*** Begin section ***

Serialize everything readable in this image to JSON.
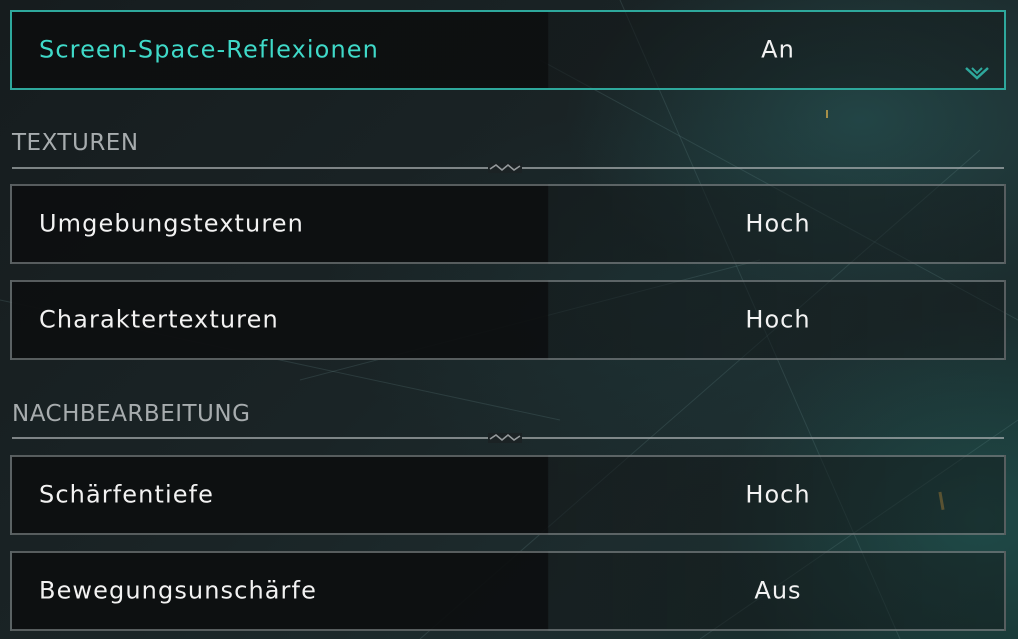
{
  "top_setting": {
    "label": "Screen-Space-Reflexionen",
    "value": "An"
  },
  "sections": [
    {
      "title": "TEXTUREN",
      "settings": [
        {
          "label": "Umgebungstexturen",
          "value": "Hoch"
        },
        {
          "label": "Charaktertexturen",
          "value": "Hoch"
        }
      ]
    },
    {
      "title": "NACHBEARBEITUNG",
      "settings": [
        {
          "label": "Schärfentiefe",
          "value": "Hoch"
        },
        {
          "label": "Bewegungsunschärfe",
          "value": "Aus"
        }
      ]
    }
  ],
  "icons": {
    "dropdown": "chevron-down-icon",
    "divider_ornament": "zigzag-ornament-icon"
  },
  "colors": {
    "accent": "#3fd9c8",
    "accent_border": "#2ea89c",
    "text": "#f2f2f2",
    "section_title": "#a7acae"
  }
}
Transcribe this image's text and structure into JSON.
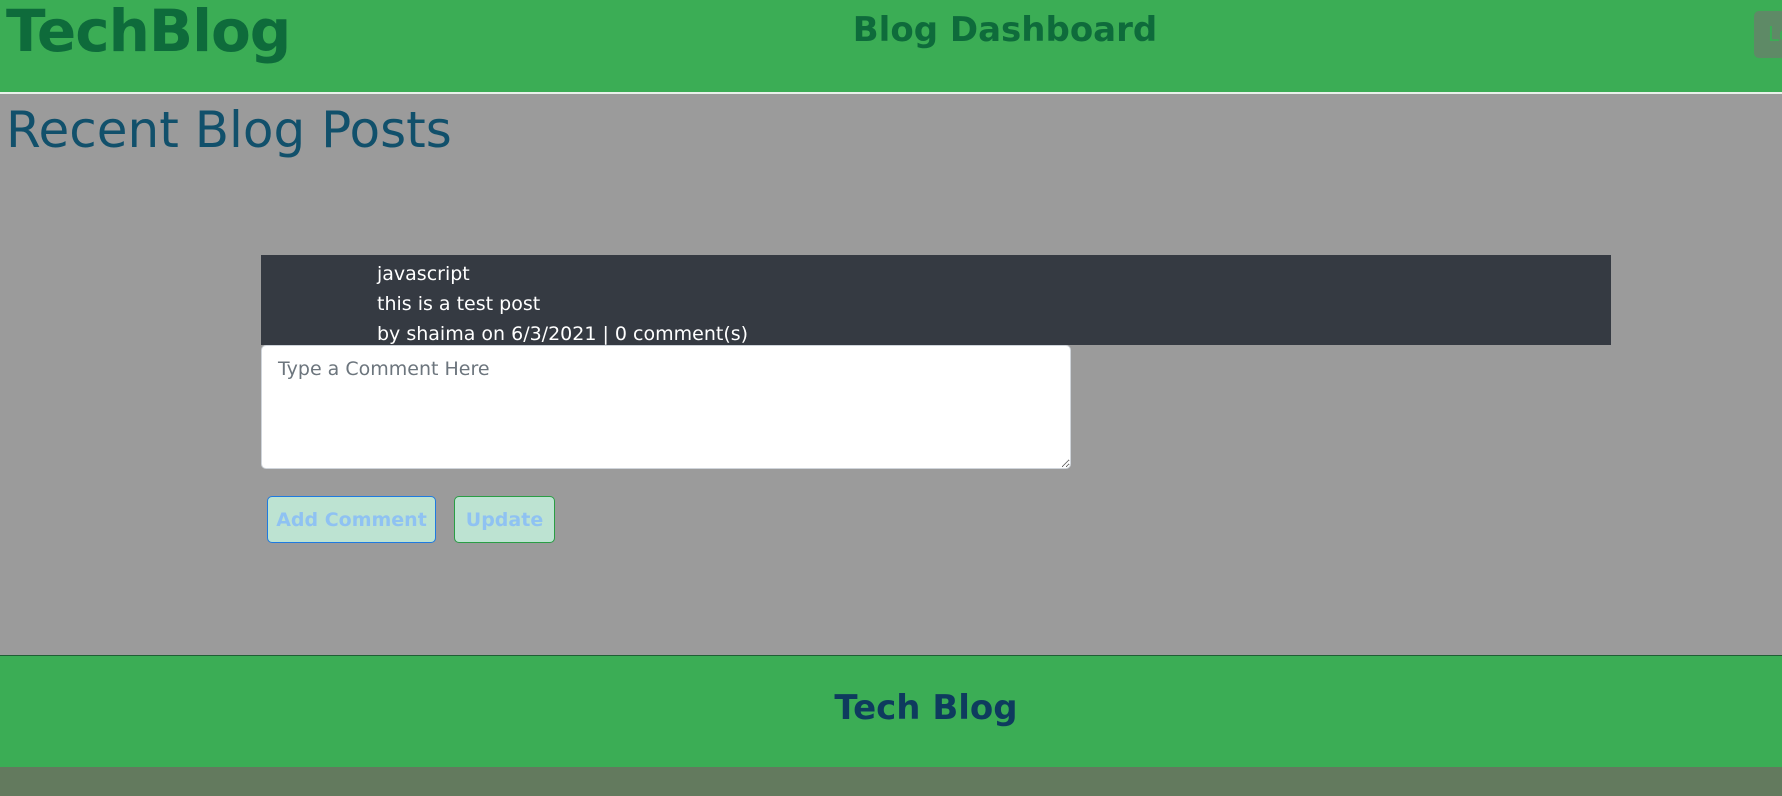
{
  "header": {
    "logo": "TechBlog",
    "title": "Blog Dashboard",
    "logout_label": "Logout"
  },
  "main": {
    "heading": "Recent Blog Posts",
    "post": {
      "title": "javascript",
      "body": "this is a test post",
      "meta": "by shaima on 6/3/2021 | 0 comment(s)"
    },
    "comment": {
      "value": "",
      "placeholder": "Type a Comment Here"
    },
    "buttons": {
      "add_comment": "Add Comment",
      "update": "Update"
    }
  },
  "footer": {
    "title": "Tech Blog"
  },
  "colors": {
    "header_bg": "#3bad55",
    "page_bg": "#9b9b9b",
    "post_bg": "#353a42",
    "heading": "#11506b",
    "logo": "#0e6b3b"
  }
}
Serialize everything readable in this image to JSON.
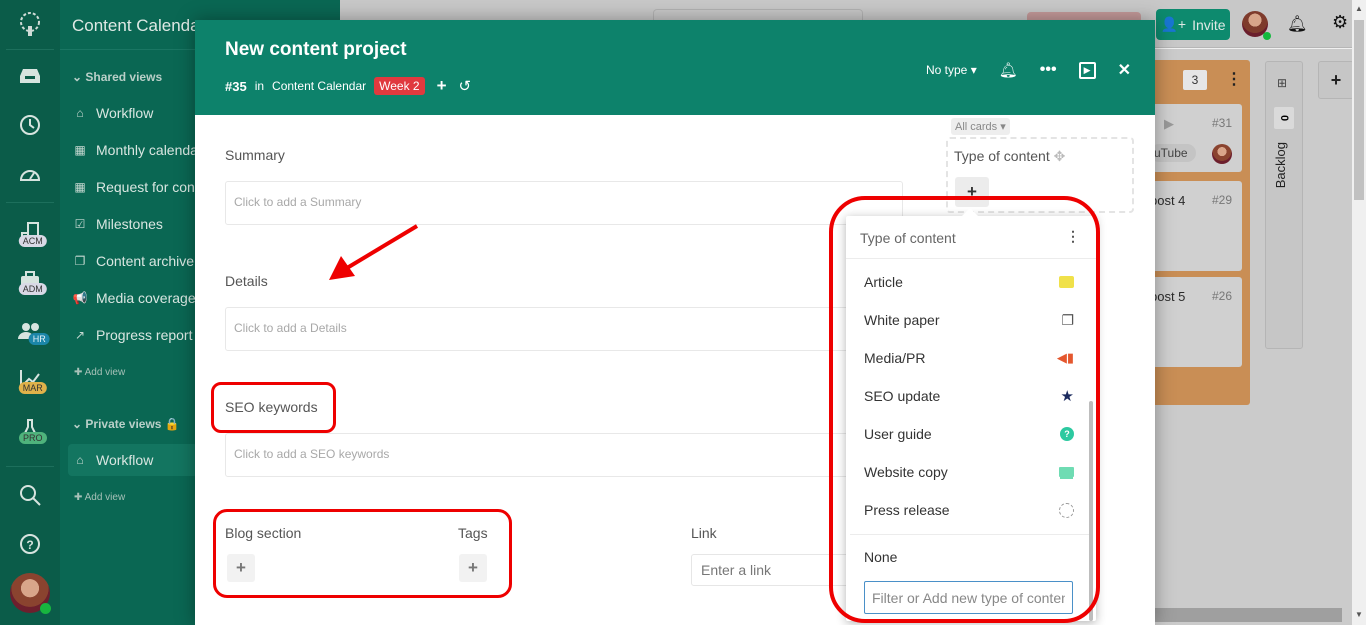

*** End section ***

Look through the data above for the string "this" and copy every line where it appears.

Serialize everything readable in this image to JSON.
Transcribe this image's text and structure into JSON.
      "body": "this is a test post",
Serialize everything readable in this image to JSON.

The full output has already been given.